* [EXERCISE AIM] You are asked to filter the data below and copy every line holding "yellow".

* [SOURCE MATERIAL]

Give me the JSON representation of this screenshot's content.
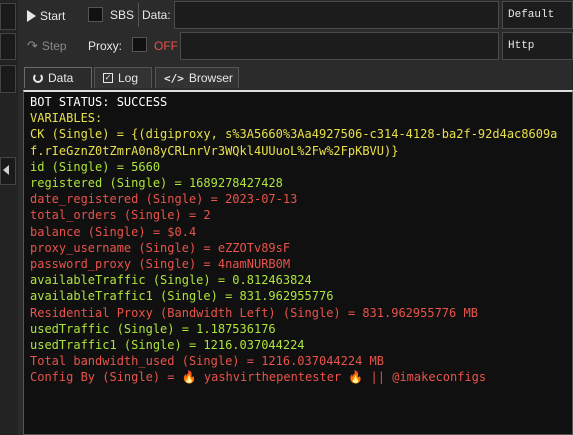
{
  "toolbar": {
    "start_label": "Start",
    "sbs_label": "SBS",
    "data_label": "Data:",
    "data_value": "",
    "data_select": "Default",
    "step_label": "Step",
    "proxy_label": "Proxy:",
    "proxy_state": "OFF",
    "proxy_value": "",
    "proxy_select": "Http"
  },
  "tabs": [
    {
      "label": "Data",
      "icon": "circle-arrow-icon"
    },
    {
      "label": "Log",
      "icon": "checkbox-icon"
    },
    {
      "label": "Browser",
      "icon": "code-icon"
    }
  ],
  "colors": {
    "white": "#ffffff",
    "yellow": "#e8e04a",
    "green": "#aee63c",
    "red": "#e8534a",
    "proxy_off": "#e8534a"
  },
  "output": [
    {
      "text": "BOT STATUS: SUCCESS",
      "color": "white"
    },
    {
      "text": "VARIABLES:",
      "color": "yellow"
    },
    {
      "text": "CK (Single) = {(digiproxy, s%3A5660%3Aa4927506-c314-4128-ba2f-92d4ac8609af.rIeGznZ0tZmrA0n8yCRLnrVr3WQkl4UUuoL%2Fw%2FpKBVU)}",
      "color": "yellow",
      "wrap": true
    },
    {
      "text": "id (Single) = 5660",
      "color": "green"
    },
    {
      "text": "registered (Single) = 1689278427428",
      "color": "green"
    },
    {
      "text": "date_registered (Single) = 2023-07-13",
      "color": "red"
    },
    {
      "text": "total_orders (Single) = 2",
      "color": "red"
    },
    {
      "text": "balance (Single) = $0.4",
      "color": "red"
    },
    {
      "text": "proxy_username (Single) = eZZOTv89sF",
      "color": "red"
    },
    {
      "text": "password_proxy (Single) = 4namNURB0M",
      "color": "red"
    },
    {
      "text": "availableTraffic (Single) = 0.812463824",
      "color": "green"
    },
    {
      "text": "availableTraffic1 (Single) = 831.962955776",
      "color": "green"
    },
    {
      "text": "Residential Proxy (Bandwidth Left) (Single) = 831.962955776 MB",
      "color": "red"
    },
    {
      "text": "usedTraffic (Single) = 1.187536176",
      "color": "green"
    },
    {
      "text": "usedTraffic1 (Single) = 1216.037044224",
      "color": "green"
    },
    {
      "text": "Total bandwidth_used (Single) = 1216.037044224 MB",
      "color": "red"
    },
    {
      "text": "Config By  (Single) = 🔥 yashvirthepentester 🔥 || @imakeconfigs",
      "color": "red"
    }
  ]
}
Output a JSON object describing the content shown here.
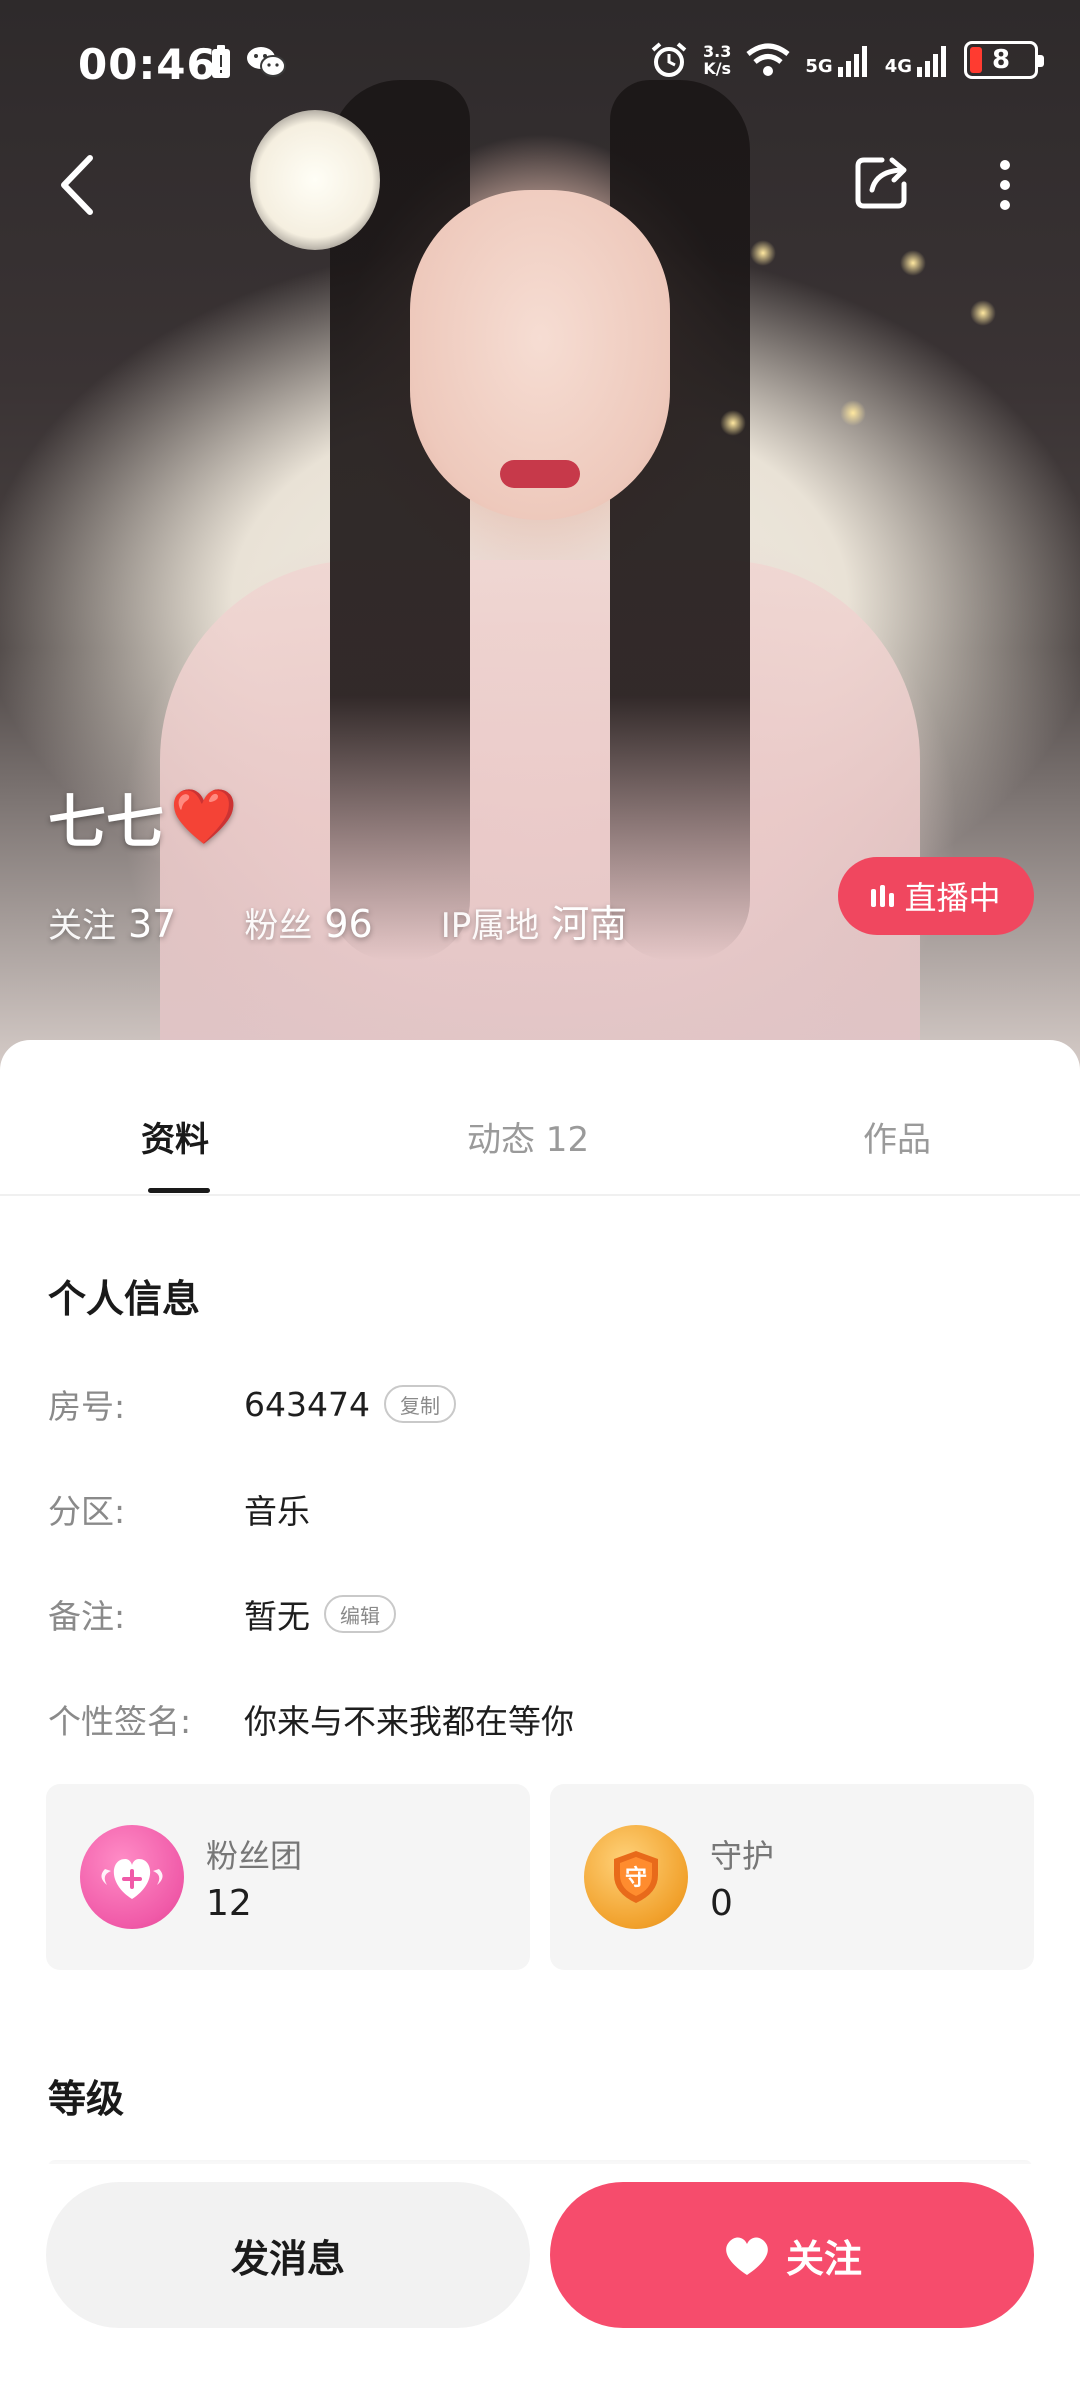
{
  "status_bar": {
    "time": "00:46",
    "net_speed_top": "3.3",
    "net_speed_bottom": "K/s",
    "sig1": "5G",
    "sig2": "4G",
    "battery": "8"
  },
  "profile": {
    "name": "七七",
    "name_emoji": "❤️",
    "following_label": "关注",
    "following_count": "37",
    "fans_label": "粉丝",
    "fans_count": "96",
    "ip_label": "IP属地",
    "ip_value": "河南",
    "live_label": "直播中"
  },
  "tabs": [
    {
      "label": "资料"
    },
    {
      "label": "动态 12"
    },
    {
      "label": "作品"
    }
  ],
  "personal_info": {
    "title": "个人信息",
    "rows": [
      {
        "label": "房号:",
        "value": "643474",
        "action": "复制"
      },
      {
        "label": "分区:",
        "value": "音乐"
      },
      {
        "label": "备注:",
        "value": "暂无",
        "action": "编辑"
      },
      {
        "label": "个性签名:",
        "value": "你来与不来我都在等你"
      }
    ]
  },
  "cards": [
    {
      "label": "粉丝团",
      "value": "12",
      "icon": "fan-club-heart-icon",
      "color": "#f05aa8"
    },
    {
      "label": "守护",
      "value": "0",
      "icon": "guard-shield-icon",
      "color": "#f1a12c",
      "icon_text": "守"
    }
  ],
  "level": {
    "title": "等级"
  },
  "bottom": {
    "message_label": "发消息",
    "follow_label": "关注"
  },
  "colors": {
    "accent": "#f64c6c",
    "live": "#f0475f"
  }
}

* [ANSWER FOR THE TASK]
    "yellow": "#e8e04a",
      "color": "yellow"
      "color": "yellow",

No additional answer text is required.